- DATA SECTION

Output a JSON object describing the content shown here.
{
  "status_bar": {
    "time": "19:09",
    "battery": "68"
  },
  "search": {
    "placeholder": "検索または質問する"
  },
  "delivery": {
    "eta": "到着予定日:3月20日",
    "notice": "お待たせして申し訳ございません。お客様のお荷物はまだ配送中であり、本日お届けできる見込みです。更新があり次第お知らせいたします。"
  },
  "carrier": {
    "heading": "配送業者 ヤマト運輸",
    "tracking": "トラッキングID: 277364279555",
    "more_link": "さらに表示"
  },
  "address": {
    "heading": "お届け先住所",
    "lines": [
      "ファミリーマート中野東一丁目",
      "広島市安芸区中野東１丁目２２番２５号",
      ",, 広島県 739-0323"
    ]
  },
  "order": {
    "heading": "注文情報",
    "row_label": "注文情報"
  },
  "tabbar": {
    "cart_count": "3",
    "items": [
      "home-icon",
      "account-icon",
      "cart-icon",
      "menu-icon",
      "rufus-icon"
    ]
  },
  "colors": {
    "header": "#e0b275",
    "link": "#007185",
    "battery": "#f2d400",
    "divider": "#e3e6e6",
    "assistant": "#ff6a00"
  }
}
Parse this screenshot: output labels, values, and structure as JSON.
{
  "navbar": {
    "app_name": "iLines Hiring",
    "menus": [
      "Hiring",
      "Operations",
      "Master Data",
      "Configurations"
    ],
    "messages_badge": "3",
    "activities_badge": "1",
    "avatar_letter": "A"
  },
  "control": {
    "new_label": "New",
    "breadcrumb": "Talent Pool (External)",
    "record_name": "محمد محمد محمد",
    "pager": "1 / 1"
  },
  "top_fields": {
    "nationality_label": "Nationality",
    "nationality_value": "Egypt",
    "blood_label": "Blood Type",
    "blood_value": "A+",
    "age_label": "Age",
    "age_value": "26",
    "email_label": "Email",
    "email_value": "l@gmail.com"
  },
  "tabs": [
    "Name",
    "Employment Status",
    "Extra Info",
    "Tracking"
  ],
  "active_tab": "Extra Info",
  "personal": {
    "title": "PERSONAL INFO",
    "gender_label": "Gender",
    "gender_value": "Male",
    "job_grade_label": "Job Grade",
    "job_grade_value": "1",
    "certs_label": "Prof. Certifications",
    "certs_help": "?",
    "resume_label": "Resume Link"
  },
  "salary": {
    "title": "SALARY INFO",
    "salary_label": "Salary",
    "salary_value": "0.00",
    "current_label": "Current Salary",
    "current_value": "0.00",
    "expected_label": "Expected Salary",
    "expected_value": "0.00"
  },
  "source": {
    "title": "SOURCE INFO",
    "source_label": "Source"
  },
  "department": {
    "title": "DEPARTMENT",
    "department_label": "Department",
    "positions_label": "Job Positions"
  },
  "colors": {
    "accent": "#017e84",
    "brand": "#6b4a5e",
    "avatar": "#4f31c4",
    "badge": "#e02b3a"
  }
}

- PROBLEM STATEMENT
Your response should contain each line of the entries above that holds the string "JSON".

- YOUR SOLUTION
Output a JSON object describing the content shown here.
Parse this screenshot: output labels, values, and structure as JSON.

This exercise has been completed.